- ASSIGNED TASK
Would you copy the records exactly, leaving the pictures out?

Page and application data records
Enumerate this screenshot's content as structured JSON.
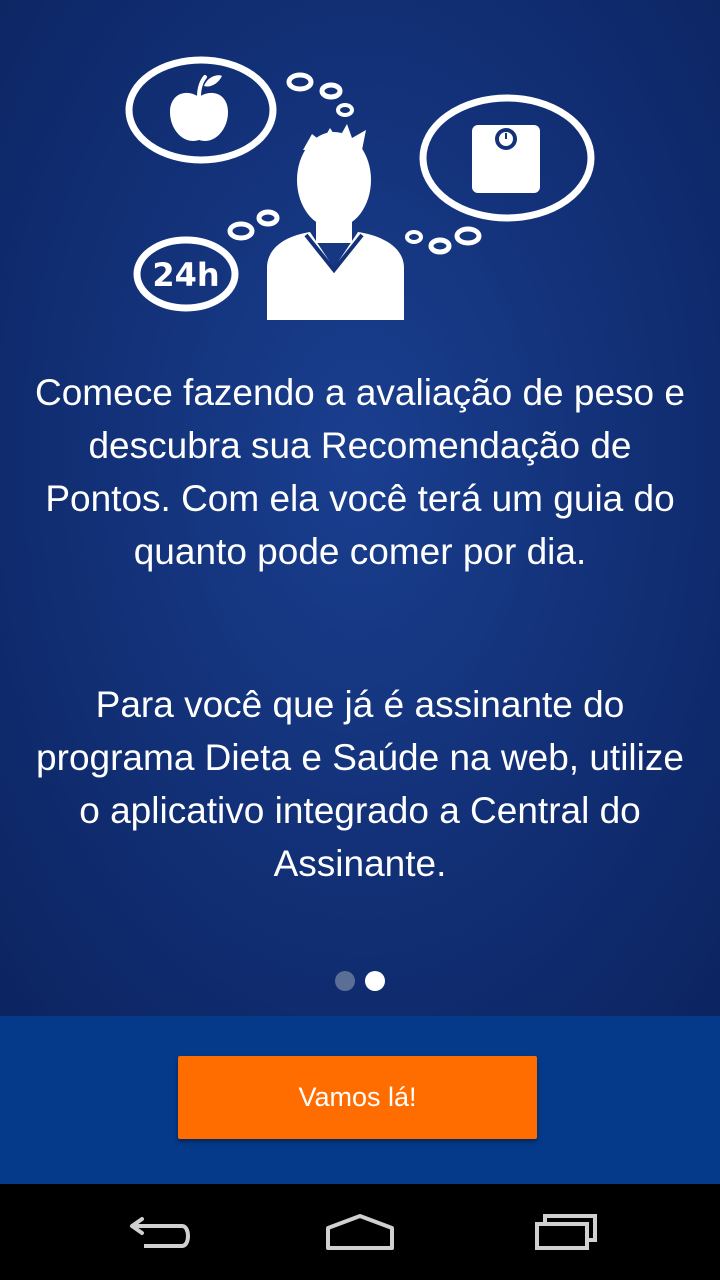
{
  "onboarding": {
    "hero_icons": [
      "apple-icon",
      "weighing-scale-icon",
      "24h-clock-icon",
      "person-icon",
      "thought-bubble-icon"
    ],
    "hero_badge_24h": "24h",
    "paragraph_1": "Comece fazendo a avaliação de peso e descubra sua Recomendação de Pontos. Com ela você terá um guia do quanto pode comer por dia.",
    "paragraph_2": "Para você que já é assinante do programa Dieta e Saúde na web, utilize o aplicativo integrado a Central do Assinante.",
    "pager": {
      "total": 2,
      "current": 2
    }
  },
  "footer": {
    "button_label": "Vamos lá!"
  },
  "navbar": {
    "icons": [
      "back-icon",
      "home-icon",
      "recents-icon"
    ]
  },
  "colors": {
    "background": "#13327a",
    "footer": "#053a8a",
    "button": "#ff6d00"
  }
}
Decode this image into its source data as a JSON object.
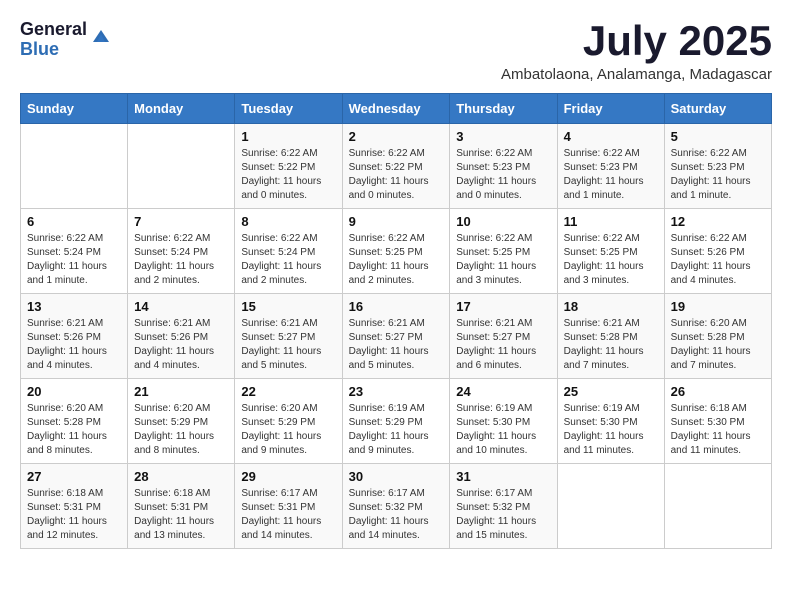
{
  "logo": {
    "general": "General",
    "blue": "Blue"
  },
  "title": "July 2025",
  "location": "Ambatolaona, Analamanga, Madagascar",
  "days_of_week": [
    "Sunday",
    "Monday",
    "Tuesday",
    "Wednesday",
    "Thursday",
    "Friday",
    "Saturday"
  ],
  "weeks": [
    [
      {
        "day": "",
        "info": ""
      },
      {
        "day": "",
        "info": ""
      },
      {
        "day": "1",
        "info": "Sunrise: 6:22 AM\nSunset: 5:22 PM\nDaylight: 11 hours and 0 minutes."
      },
      {
        "day": "2",
        "info": "Sunrise: 6:22 AM\nSunset: 5:22 PM\nDaylight: 11 hours and 0 minutes."
      },
      {
        "day": "3",
        "info": "Sunrise: 6:22 AM\nSunset: 5:23 PM\nDaylight: 11 hours and 0 minutes."
      },
      {
        "day": "4",
        "info": "Sunrise: 6:22 AM\nSunset: 5:23 PM\nDaylight: 11 hours and 1 minute."
      },
      {
        "day": "5",
        "info": "Sunrise: 6:22 AM\nSunset: 5:23 PM\nDaylight: 11 hours and 1 minute."
      }
    ],
    [
      {
        "day": "6",
        "info": "Sunrise: 6:22 AM\nSunset: 5:24 PM\nDaylight: 11 hours and 1 minute."
      },
      {
        "day": "7",
        "info": "Sunrise: 6:22 AM\nSunset: 5:24 PM\nDaylight: 11 hours and 2 minutes."
      },
      {
        "day": "8",
        "info": "Sunrise: 6:22 AM\nSunset: 5:24 PM\nDaylight: 11 hours and 2 minutes."
      },
      {
        "day": "9",
        "info": "Sunrise: 6:22 AM\nSunset: 5:25 PM\nDaylight: 11 hours and 2 minutes."
      },
      {
        "day": "10",
        "info": "Sunrise: 6:22 AM\nSunset: 5:25 PM\nDaylight: 11 hours and 3 minutes."
      },
      {
        "day": "11",
        "info": "Sunrise: 6:22 AM\nSunset: 5:25 PM\nDaylight: 11 hours and 3 minutes."
      },
      {
        "day": "12",
        "info": "Sunrise: 6:22 AM\nSunset: 5:26 PM\nDaylight: 11 hours and 4 minutes."
      }
    ],
    [
      {
        "day": "13",
        "info": "Sunrise: 6:21 AM\nSunset: 5:26 PM\nDaylight: 11 hours and 4 minutes."
      },
      {
        "day": "14",
        "info": "Sunrise: 6:21 AM\nSunset: 5:26 PM\nDaylight: 11 hours and 4 minutes."
      },
      {
        "day": "15",
        "info": "Sunrise: 6:21 AM\nSunset: 5:27 PM\nDaylight: 11 hours and 5 minutes."
      },
      {
        "day": "16",
        "info": "Sunrise: 6:21 AM\nSunset: 5:27 PM\nDaylight: 11 hours and 5 minutes."
      },
      {
        "day": "17",
        "info": "Sunrise: 6:21 AM\nSunset: 5:27 PM\nDaylight: 11 hours and 6 minutes."
      },
      {
        "day": "18",
        "info": "Sunrise: 6:21 AM\nSunset: 5:28 PM\nDaylight: 11 hours and 7 minutes."
      },
      {
        "day": "19",
        "info": "Sunrise: 6:20 AM\nSunset: 5:28 PM\nDaylight: 11 hours and 7 minutes."
      }
    ],
    [
      {
        "day": "20",
        "info": "Sunrise: 6:20 AM\nSunset: 5:28 PM\nDaylight: 11 hours and 8 minutes."
      },
      {
        "day": "21",
        "info": "Sunrise: 6:20 AM\nSunset: 5:29 PM\nDaylight: 11 hours and 8 minutes."
      },
      {
        "day": "22",
        "info": "Sunrise: 6:20 AM\nSunset: 5:29 PM\nDaylight: 11 hours and 9 minutes."
      },
      {
        "day": "23",
        "info": "Sunrise: 6:19 AM\nSunset: 5:29 PM\nDaylight: 11 hours and 9 minutes."
      },
      {
        "day": "24",
        "info": "Sunrise: 6:19 AM\nSunset: 5:30 PM\nDaylight: 11 hours and 10 minutes."
      },
      {
        "day": "25",
        "info": "Sunrise: 6:19 AM\nSunset: 5:30 PM\nDaylight: 11 hours and 11 minutes."
      },
      {
        "day": "26",
        "info": "Sunrise: 6:18 AM\nSunset: 5:30 PM\nDaylight: 11 hours and 11 minutes."
      }
    ],
    [
      {
        "day": "27",
        "info": "Sunrise: 6:18 AM\nSunset: 5:31 PM\nDaylight: 11 hours and 12 minutes."
      },
      {
        "day": "28",
        "info": "Sunrise: 6:18 AM\nSunset: 5:31 PM\nDaylight: 11 hours and 13 minutes."
      },
      {
        "day": "29",
        "info": "Sunrise: 6:17 AM\nSunset: 5:31 PM\nDaylight: 11 hours and 14 minutes."
      },
      {
        "day": "30",
        "info": "Sunrise: 6:17 AM\nSunset: 5:32 PM\nDaylight: 11 hours and 14 minutes."
      },
      {
        "day": "31",
        "info": "Sunrise: 6:17 AM\nSunset: 5:32 PM\nDaylight: 11 hours and 15 minutes."
      },
      {
        "day": "",
        "info": ""
      },
      {
        "day": "",
        "info": ""
      }
    ]
  ]
}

- EXERCISE SOLUTION
Enumerate this screenshot's content as structured JSON.
{
  "onboarding": {
    "hero_icons": [
      "apple-icon",
      "weighing-scale-icon",
      "24h-clock-icon",
      "person-icon",
      "thought-bubble-icon"
    ],
    "hero_badge_24h": "24h",
    "paragraph_1": "Comece fazendo a avaliação de peso e descubra sua Recomendação de Pontos. Com ela você terá um guia do quanto pode comer por dia.",
    "paragraph_2": "Para você que já é assinante do programa Dieta e Saúde na web, utilize o aplicativo integrado a Central do Assinante.",
    "pager": {
      "total": 2,
      "current": 2
    }
  },
  "footer": {
    "button_label": "Vamos lá!"
  },
  "navbar": {
    "icons": [
      "back-icon",
      "home-icon",
      "recents-icon"
    ]
  },
  "colors": {
    "background": "#13327a",
    "footer": "#053a8a",
    "button": "#ff6d00"
  }
}
Decode this image into its source data as a JSON object.
{
  "logo": {
    "general": "General",
    "blue": "Blue"
  },
  "title": "July 2025",
  "location": "Ambatolaona, Analamanga, Madagascar",
  "days_of_week": [
    "Sunday",
    "Monday",
    "Tuesday",
    "Wednesday",
    "Thursday",
    "Friday",
    "Saturday"
  ],
  "weeks": [
    [
      {
        "day": "",
        "info": ""
      },
      {
        "day": "",
        "info": ""
      },
      {
        "day": "1",
        "info": "Sunrise: 6:22 AM\nSunset: 5:22 PM\nDaylight: 11 hours and 0 minutes."
      },
      {
        "day": "2",
        "info": "Sunrise: 6:22 AM\nSunset: 5:22 PM\nDaylight: 11 hours and 0 minutes."
      },
      {
        "day": "3",
        "info": "Sunrise: 6:22 AM\nSunset: 5:23 PM\nDaylight: 11 hours and 0 minutes."
      },
      {
        "day": "4",
        "info": "Sunrise: 6:22 AM\nSunset: 5:23 PM\nDaylight: 11 hours and 1 minute."
      },
      {
        "day": "5",
        "info": "Sunrise: 6:22 AM\nSunset: 5:23 PM\nDaylight: 11 hours and 1 minute."
      }
    ],
    [
      {
        "day": "6",
        "info": "Sunrise: 6:22 AM\nSunset: 5:24 PM\nDaylight: 11 hours and 1 minute."
      },
      {
        "day": "7",
        "info": "Sunrise: 6:22 AM\nSunset: 5:24 PM\nDaylight: 11 hours and 2 minutes."
      },
      {
        "day": "8",
        "info": "Sunrise: 6:22 AM\nSunset: 5:24 PM\nDaylight: 11 hours and 2 minutes."
      },
      {
        "day": "9",
        "info": "Sunrise: 6:22 AM\nSunset: 5:25 PM\nDaylight: 11 hours and 2 minutes."
      },
      {
        "day": "10",
        "info": "Sunrise: 6:22 AM\nSunset: 5:25 PM\nDaylight: 11 hours and 3 minutes."
      },
      {
        "day": "11",
        "info": "Sunrise: 6:22 AM\nSunset: 5:25 PM\nDaylight: 11 hours and 3 minutes."
      },
      {
        "day": "12",
        "info": "Sunrise: 6:22 AM\nSunset: 5:26 PM\nDaylight: 11 hours and 4 minutes."
      }
    ],
    [
      {
        "day": "13",
        "info": "Sunrise: 6:21 AM\nSunset: 5:26 PM\nDaylight: 11 hours and 4 minutes."
      },
      {
        "day": "14",
        "info": "Sunrise: 6:21 AM\nSunset: 5:26 PM\nDaylight: 11 hours and 4 minutes."
      },
      {
        "day": "15",
        "info": "Sunrise: 6:21 AM\nSunset: 5:27 PM\nDaylight: 11 hours and 5 minutes."
      },
      {
        "day": "16",
        "info": "Sunrise: 6:21 AM\nSunset: 5:27 PM\nDaylight: 11 hours and 5 minutes."
      },
      {
        "day": "17",
        "info": "Sunrise: 6:21 AM\nSunset: 5:27 PM\nDaylight: 11 hours and 6 minutes."
      },
      {
        "day": "18",
        "info": "Sunrise: 6:21 AM\nSunset: 5:28 PM\nDaylight: 11 hours and 7 minutes."
      },
      {
        "day": "19",
        "info": "Sunrise: 6:20 AM\nSunset: 5:28 PM\nDaylight: 11 hours and 7 minutes."
      }
    ],
    [
      {
        "day": "20",
        "info": "Sunrise: 6:20 AM\nSunset: 5:28 PM\nDaylight: 11 hours and 8 minutes."
      },
      {
        "day": "21",
        "info": "Sunrise: 6:20 AM\nSunset: 5:29 PM\nDaylight: 11 hours and 8 minutes."
      },
      {
        "day": "22",
        "info": "Sunrise: 6:20 AM\nSunset: 5:29 PM\nDaylight: 11 hours and 9 minutes."
      },
      {
        "day": "23",
        "info": "Sunrise: 6:19 AM\nSunset: 5:29 PM\nDaylight: 11 hours and 9 minutes."
      },
      {
        "day": "24",
        "info": "Sunrise: 6:19 AM\nSunset: 5:30 PM\nDaylight: 11 hours and 10 minutes."
      },
      {
        "day": "25",
        "info": "Sunrise: 6:19 AM\nSunset: 5:30 PM\nDaylight: 11 hours and 11 minutes."
      },
      {
        "day": "26",
        "info": "Sunrise: 6:18 AM\nSunset: 5:30 PM\nDaylight: 11 hours and 11 minutes."
      }
    ],
    [
      {
        "day": "27",
        "info": "Sunrise: 6:18 AM\nSunset: 5:31 PM\nDaylight: 11 hours and 12 minutes."
      },
      {
        "day": "28",
        "info": "Sunrise: 6:18 AM\nSunset: 5:31 PM\nDaylight: 11 hours and 13 minutes."
      },
      {
        "day": "29",
        "info": "Sunrise: 6:17 AM\nSunset: 5:31 PM\nDaylight: 11 hours and 14 minutes."
      },
      {
        "day": "30",
        "info": "Sunrise: 6:17 AM\nSunset: 5:32 PM\nDaylight: 11 hours and 14 minutes."
      },
      {
        "day": "31",
        "info": "Sunrise: 6:17 AM\nSunset: 5:32 PM\nDaylight: 11 hours and 15 minutes."
      },
      {
        "day": "",
        "info": ""
      },
      {
        "day": "",
        "info": ""
      }
    ]
  ]
}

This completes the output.